== STORED DATA ==

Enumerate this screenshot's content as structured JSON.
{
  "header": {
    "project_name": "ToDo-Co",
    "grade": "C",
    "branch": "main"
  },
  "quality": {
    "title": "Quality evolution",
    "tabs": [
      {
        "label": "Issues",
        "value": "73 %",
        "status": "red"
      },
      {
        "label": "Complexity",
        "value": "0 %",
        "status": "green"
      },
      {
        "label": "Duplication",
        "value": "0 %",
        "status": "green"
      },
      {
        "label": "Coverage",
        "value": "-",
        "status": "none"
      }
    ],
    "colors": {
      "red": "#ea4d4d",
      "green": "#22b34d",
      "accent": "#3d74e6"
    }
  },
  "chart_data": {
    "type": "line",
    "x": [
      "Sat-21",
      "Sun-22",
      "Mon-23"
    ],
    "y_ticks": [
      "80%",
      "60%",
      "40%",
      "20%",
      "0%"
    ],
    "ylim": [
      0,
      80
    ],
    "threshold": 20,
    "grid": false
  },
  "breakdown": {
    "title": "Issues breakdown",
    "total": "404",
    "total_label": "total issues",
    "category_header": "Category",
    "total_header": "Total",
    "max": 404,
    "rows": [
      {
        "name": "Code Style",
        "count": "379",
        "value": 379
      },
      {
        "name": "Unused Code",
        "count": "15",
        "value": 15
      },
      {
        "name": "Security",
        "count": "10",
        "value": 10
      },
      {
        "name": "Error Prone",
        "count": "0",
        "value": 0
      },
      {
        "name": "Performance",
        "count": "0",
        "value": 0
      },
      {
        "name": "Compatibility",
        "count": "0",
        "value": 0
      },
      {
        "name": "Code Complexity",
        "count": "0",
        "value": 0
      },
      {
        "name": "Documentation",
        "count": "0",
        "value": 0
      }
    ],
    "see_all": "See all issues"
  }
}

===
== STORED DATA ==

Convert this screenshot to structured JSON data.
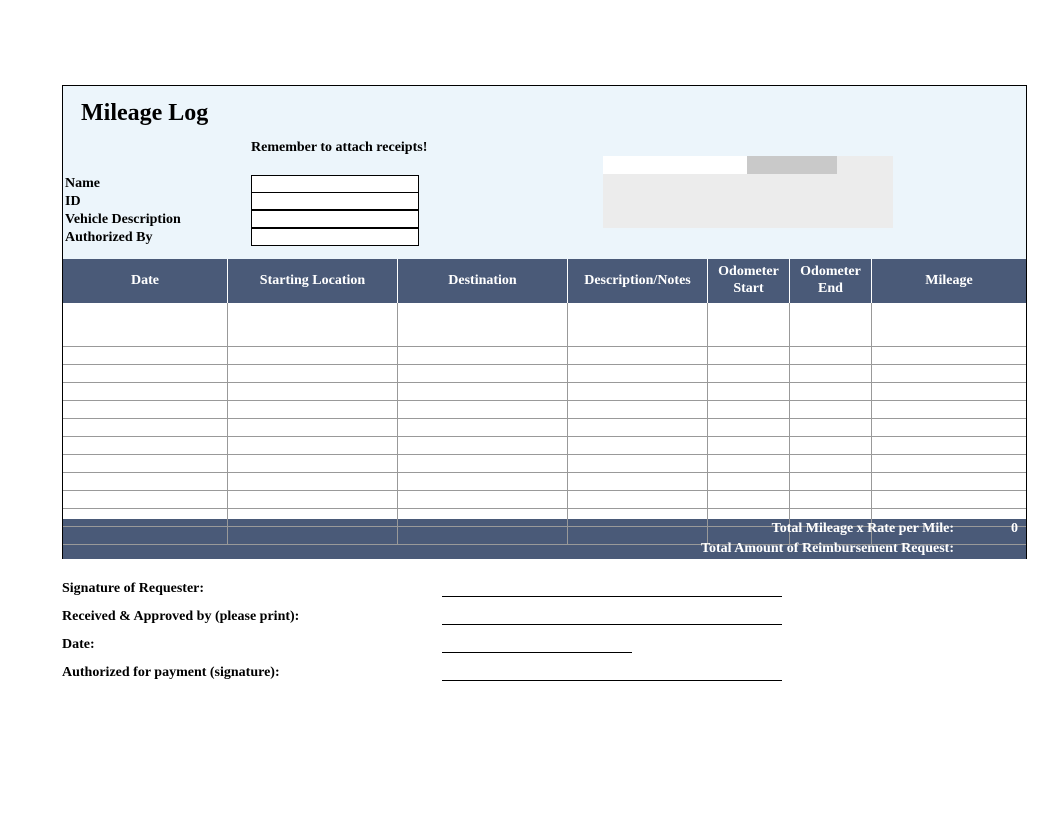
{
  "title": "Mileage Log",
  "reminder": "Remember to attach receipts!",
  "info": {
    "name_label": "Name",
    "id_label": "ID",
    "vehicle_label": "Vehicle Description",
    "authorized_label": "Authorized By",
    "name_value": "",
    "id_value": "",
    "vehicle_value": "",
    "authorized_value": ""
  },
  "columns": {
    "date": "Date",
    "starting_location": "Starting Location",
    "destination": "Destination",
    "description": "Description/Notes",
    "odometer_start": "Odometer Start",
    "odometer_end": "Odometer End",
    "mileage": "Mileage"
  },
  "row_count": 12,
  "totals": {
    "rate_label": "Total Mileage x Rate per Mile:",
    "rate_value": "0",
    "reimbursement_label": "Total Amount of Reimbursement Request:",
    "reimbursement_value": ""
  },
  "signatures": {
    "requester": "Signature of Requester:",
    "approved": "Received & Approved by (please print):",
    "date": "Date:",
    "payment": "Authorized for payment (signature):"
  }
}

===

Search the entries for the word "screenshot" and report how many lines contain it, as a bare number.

**COMPLETED EXERCISE**. 2